** Opening Record excerpts block **
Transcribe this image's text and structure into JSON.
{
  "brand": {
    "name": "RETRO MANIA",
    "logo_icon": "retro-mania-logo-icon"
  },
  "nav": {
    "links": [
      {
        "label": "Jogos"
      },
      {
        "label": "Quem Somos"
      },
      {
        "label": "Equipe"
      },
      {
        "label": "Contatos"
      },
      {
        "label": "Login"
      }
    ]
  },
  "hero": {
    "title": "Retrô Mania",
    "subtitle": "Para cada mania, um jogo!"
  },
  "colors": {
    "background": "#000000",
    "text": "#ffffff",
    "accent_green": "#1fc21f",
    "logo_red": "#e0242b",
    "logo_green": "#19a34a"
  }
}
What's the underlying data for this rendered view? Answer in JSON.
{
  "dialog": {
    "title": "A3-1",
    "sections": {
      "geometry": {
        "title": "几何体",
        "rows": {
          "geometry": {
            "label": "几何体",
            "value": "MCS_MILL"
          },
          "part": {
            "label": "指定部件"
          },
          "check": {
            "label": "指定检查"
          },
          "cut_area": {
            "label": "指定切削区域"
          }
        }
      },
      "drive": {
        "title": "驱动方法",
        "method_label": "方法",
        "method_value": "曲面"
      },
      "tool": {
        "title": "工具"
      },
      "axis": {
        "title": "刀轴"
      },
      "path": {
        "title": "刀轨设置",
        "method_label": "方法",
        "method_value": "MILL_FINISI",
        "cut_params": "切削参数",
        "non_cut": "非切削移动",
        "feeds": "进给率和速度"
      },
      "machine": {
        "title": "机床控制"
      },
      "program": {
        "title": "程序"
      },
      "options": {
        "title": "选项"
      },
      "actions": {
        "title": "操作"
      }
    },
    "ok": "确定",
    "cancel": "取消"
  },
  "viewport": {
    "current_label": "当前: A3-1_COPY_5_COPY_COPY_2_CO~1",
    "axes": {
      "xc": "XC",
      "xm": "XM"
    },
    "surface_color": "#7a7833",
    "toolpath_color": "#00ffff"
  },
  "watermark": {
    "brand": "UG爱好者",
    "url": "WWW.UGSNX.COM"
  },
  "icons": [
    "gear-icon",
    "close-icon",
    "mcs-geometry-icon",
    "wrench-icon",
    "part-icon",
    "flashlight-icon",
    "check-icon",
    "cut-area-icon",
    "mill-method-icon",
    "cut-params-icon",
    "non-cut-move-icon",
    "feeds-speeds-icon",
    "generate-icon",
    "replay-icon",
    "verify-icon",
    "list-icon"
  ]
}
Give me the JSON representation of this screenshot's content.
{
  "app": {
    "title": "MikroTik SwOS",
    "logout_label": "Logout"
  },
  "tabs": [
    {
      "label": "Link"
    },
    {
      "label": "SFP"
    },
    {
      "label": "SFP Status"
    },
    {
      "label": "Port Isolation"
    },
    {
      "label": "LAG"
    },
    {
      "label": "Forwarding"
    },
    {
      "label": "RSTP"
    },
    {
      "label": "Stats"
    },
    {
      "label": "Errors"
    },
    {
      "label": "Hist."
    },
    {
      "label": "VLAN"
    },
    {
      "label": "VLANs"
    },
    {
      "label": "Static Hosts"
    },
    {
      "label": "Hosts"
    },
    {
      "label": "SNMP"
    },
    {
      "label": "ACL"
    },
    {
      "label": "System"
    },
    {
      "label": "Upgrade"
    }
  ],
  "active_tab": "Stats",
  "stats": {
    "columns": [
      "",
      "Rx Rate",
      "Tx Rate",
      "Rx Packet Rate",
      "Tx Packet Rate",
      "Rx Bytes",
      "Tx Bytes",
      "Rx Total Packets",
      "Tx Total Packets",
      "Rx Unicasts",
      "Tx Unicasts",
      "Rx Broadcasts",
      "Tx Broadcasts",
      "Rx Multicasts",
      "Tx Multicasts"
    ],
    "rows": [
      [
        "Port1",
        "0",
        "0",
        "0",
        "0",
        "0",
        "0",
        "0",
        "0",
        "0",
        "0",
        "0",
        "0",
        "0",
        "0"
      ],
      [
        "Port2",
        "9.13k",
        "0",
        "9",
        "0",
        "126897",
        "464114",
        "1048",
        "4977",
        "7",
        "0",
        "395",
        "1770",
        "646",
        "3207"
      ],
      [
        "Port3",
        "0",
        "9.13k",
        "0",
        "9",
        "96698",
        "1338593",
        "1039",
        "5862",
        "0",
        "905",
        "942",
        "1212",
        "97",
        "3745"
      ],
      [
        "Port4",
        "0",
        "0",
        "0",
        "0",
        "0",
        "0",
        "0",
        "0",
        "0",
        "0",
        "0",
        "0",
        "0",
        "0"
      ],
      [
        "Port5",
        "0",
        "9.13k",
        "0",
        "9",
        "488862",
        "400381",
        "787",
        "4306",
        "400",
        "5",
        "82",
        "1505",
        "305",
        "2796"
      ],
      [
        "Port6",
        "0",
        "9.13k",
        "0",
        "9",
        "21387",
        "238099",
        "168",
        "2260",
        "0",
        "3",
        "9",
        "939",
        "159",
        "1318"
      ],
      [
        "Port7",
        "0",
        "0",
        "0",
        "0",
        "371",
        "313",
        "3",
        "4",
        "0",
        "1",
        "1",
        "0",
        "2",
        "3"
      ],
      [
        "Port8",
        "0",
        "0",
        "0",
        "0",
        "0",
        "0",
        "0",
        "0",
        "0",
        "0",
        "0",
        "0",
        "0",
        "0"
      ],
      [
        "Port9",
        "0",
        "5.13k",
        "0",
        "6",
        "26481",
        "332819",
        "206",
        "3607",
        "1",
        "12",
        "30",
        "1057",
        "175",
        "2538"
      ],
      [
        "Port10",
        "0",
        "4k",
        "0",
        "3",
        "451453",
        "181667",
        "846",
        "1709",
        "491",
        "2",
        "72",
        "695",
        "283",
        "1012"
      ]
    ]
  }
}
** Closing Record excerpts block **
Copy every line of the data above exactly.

Transcribe this image's text and structure into JSON.
{
  "brand": {
    "name": "RETRO MANIA",
    "logo_icon": "retro-mania-logo-icon"
  },
  "nav": {
    "links": [
      {
        "label": "Jogos"
      },
      {
        "label": "Quem Somos"
      },
      {
        "label": "Equipe"
      },
      {
        "label": "Contatos"
      },
      {
        "label": "Login"
      }
    ]
  },
  "hero": {
    "title": "Retrô Mania",
    "subtitle": "Para cada mania, um jogo!"
  },
  "colors": {
    "background": "#000000",
    "text": "#ffffff",
    "accent_green": "#1fc21f",
    "logo_red": "#e0242b",
    "logo_green": "#19a34a"
  }
}
What's the underlying data for this rendered view? Answer in JSON.
{
  "dialog": {
    "title": "A3-1",
    "sections": {
      "geometry": {
        "title": "几何体",
        "rows": {
          "geometry": {
            "label": "几何体",
            "value": "MCS_MILL"
          },
          "part": {
            "label": "指定部件"
          },
          "check": {
            "label": "指定检查"
          },
          "cut_area": {
            "label": "指定切削区域"
          }
        }
      },
      "drive": {
        "title": "驱动方法",
        "method_label": "方法",
        "method_value": "曲面"
      },
      "tool": {
        "title": "工具"
      },
      "axis": {
        "title": "刀轴"
      },
      "path": {
        "title": "刀轨设置",
        "method_label": "方法",
        "method_value": "MILL_FINISI",
        "cut_params": "切削参数",
        "non_cut": "非切削移动",
        "feeds": "进给率和速度"
      },
      "machine": {
        "title": "机床控制"
      },
      "program": {
        "title": "程序"
      },
      "options": {
        "title": "选项"
      },
      "actions": {
        "title": "操作"
      }
    },
    "ok": "确定",
    "cancel": "取消"
  },
  "viewport": {
    "current_label": "当前: A3-1_COPY_5_COPY_COPY_2_CO~1",
    "axes": {
      "xc": "XC",
      "xm": "XM"
    },
    "surface_color": "#7a7833",
    "toolpath_color": "#00ffff"
  },
  "watermark": {
    "brand": "UG爱好者",
    "url": "WWW.UGSNX.COM"
  },
  "icons": [
    "gear-icon",
    "close-icon",
    "mcs-geometry-icon",
    "wrench-icon",
    "part-icon",
    "flashlight-icon",
    "check-icon",
    "cut-area-icon",
    "mill-method-icon",
    "cut-params-icon",
    "non-cut-move-icon",
    "feeds-speeds-icon",
    "generate-icon",
    "replay-icon",
    "verify-icon",
    "list-icon"
  ]
}
Give me the JSON representation of this screenshot's content.
{
  "app": {
    "title": "MikroTik SwOS",
    "logout_label": "Logout"
  },
  "tabs": [
    {
      "label": "Link"
    },
    {
      "label": "SFP"
    },
    {
      "label": "SFP Status"
    },
    {
      "label": "Port Isolation"
    },
    {
      "label": "LAG"
    },
    {
      "label": "Forwarding"
    },
    {
      "label": "RSTP"
    },
    {
      "label": "Stats"
    },
    {
      "label": "Errors"
    },
    {
      "label": "Hist."
    },
    {
      "label": "VLAN"
    },
    {
      "label": "VLANs"
    },
    {
      "label": "Static Hosts"
    },
    {
      "label": "Hosts"
    },
    {
      "label": "SNMP"
    },
    {
      "label": "ACL"
    },
    {
      "label": "System"
    },
    {
      "label": "Upgrade"
    }
  ],
  "active_tab": "Stats",
  "stats": {
    "columns": [
      "",
      "Rx Rate",
      "Tx Rate",
      "Rx Packet Rate",
      "Tx Packet Rate",
      "Rx Bytes",
      "Tx Bytes",
      "Rx Total Packets",
      "Tx Total Packets",
      "Rx Unicasts",
      "Tx Unicasts",
      "Rx Broadcasts",
      "Tx Broadcasts",
      "Rx Multicasts",
      "Tx Multicasts"
    ],
    "rows": [
      [
        "Port1",
        "0",
        "0",
        "0",
        "0",
        "0",
        "0",
        "0",
        "0",
        "0",
        "0",
        "0",
        "0",
        "0",
        "0"
      ],
      [
        "Port2",
        "9.13k",
        "0",
        "9",
        "0",
        "126897",
        "464114",
        "1048",
        "4977",
        "7",
        "0",
        "395",
        "1770",
        "646",
        "3207"
      ],
      [
        "Port3",
        "0",
        "9.13k",
        "0",
        "9",
        "96698",
        "1338593",
        "1039",
        "5862",
        "0",
        "905",
        "942",
        "1212",
        "97",
        "3745"
      ],
      [
        "Port4",
        "0",
        "0",
        "0",
        "0",
        "0",
        "0",
        "0",
        "0",
        "0",
        "0",
        "0",
        "0",
        "0",
        "0"
      ],
      [
        "Port5",
        "0",
        "9.13k",
        "0",
        "9",
        "488862",
        "400381",
        "787",
        "4306",
        "400",
        "5",
        "82",
        "1505",
        "305",
        "2796"
      ],
      [
        "Port6",
        "0",
        "9.13k",
        "0",
        "9",
        "21387",
        "238099",
        "168",
        "2260",
        "0",
        "3",
        "9",
        "939",
        "159",
        "1318"
      ],
      [
        "Port7",
        "0",
        "0",
        "0",
        "0",
        "371",
        "313",
        "3",
        "4",
        "0",
        "1",
        "1",
        "0",
        "2",
        "3"
      ],
      [
        "Port8",
        "0",
        "0",
        "0",
        "0",
        "0",
        "0",
        "0",
        "0",
        "0",
        "0",
        "0",
        "0",
        "0",
        "0"
      ],
      [
        "Port9",
        "0",
        "5.13k",
        "0",
        "6",
        "26481",
        "332819",
        "206",
        "3607",
        "1",
        "12",
        "30",
        "1057",
        "175",
        "2538"
      ],
      [
        "Port10",
        "0",
        "4k",
        "0",
        "3",
        "451453",
        "181667",
        "846",
        "1709",
        "491",
        "2",
        "72",
        "695",
        "283",
        "1012"
      ]
    ]
  }
}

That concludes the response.